- Exercise instructions
Copy out the full listing below as it stands, with its pictures left behind.

Content starts

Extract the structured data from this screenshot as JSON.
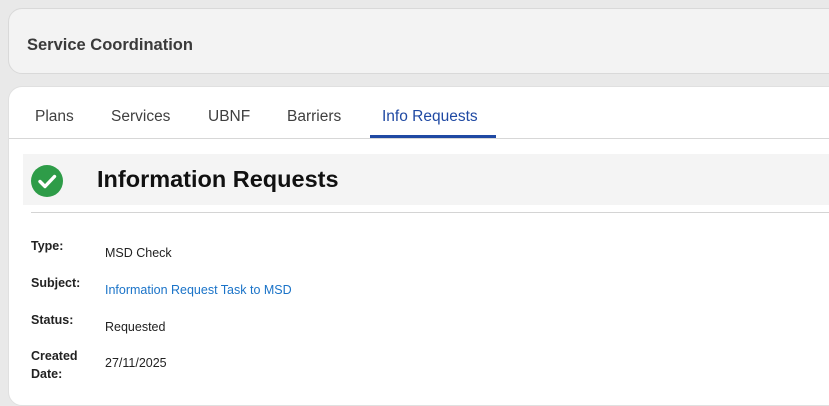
{
  "header": {
    "title": "Service Coordination"
  },
  "tabs": [
    {
      "label": "Plans",
      "active": false
    },
    {
      "label": "Services",
      "active": false
    },
    {
      "label": "UBNF",
      "active": false
    },
    {
      "label": "Barriers",
      "active": false
    },
    {
      "label": "Info Requests",
      "active": true
    }
  ],
  "section": {
    "icon": "check-circle-icon",
    "title": "Information Requests"
  },
  "fields": [
    {
      "label": "Type:",
      "value": "MSD Check"
    },
    {
      "label": "Subject:",
      "value": "Information Request Task to MSD",
      "is_link": true
    },
    {
      "label": "Status:",
      "value": "Requested"
    },
    {
      "label": "Created\nDate:",
      "value": "27/11/2025"
    }
  ],
  "colors": {
    "accent": "#1f49a3",
    "success": "#2e9c48",
    "link": "#1a73c8"
  }
}
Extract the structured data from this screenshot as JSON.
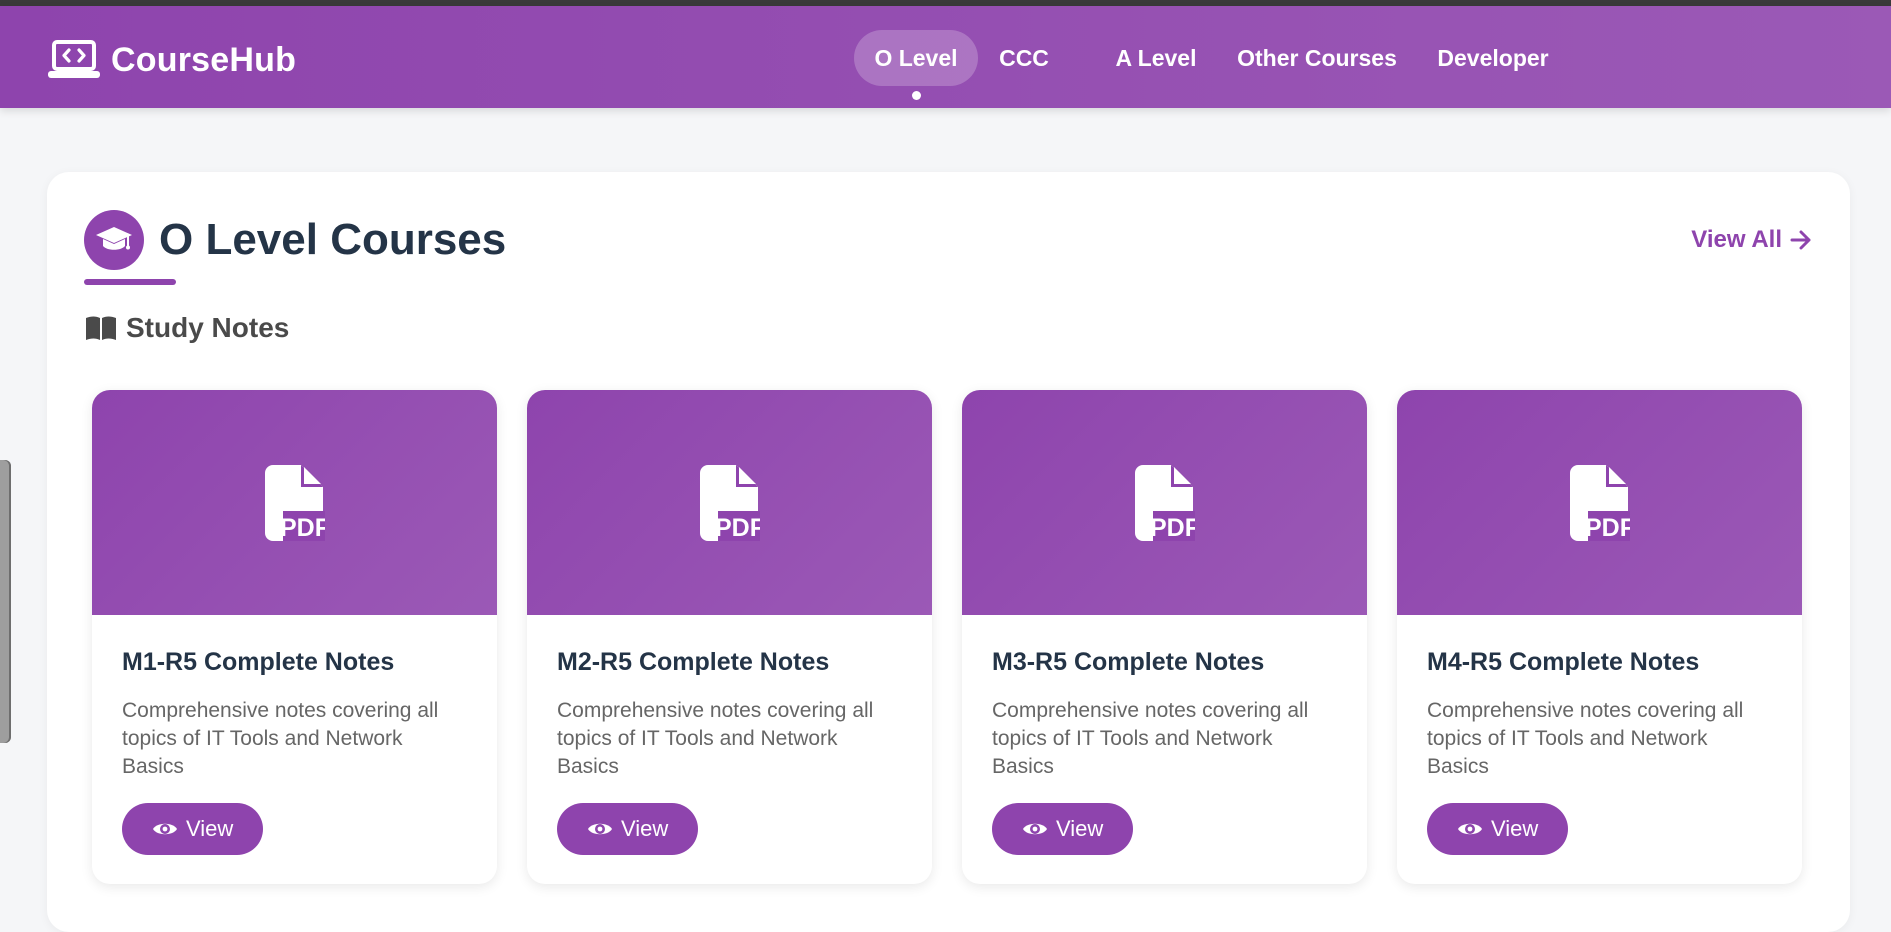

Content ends

- Answer to this exercise
Extract the structured data from this screenshot as JSON.
{
  "header": {
    "title": "Service Coordination"
  },
  "tabs": [
    {
      "label": "Plans",
      "active": false
    },
    {
      "label": "Services",
      "active": false
    },
    {
      "label": "UBNF",
      "active": false
    },
    {
      "label": "Barriers",
      "active": false
    },
    {
      "label": "Info Requests",
      "active": true
    }
  ],
  "section": {
    "icon": "check-circle-icon",
    "title": "Information Requests"
  },
  "fields": [
    {
      "label": "Type:",
      "value": "MSD Check"
    },
    {
      "label": "Subject:",
      "value": "Information Request Task to MSD",
      "is_link": true
    },
    {
      "label": "Status:",
      "value": "Requested"
    },
    {
      "label": "Created\nDate:",
      "value": "27/11/2025"
    }
  ],
  "colors": {
    "accent": "#1f49a3",
    "success": "#2e9c48",
    "link": "#1a73c8"
  }
}
Extract the structured data from this screenshot as JSON.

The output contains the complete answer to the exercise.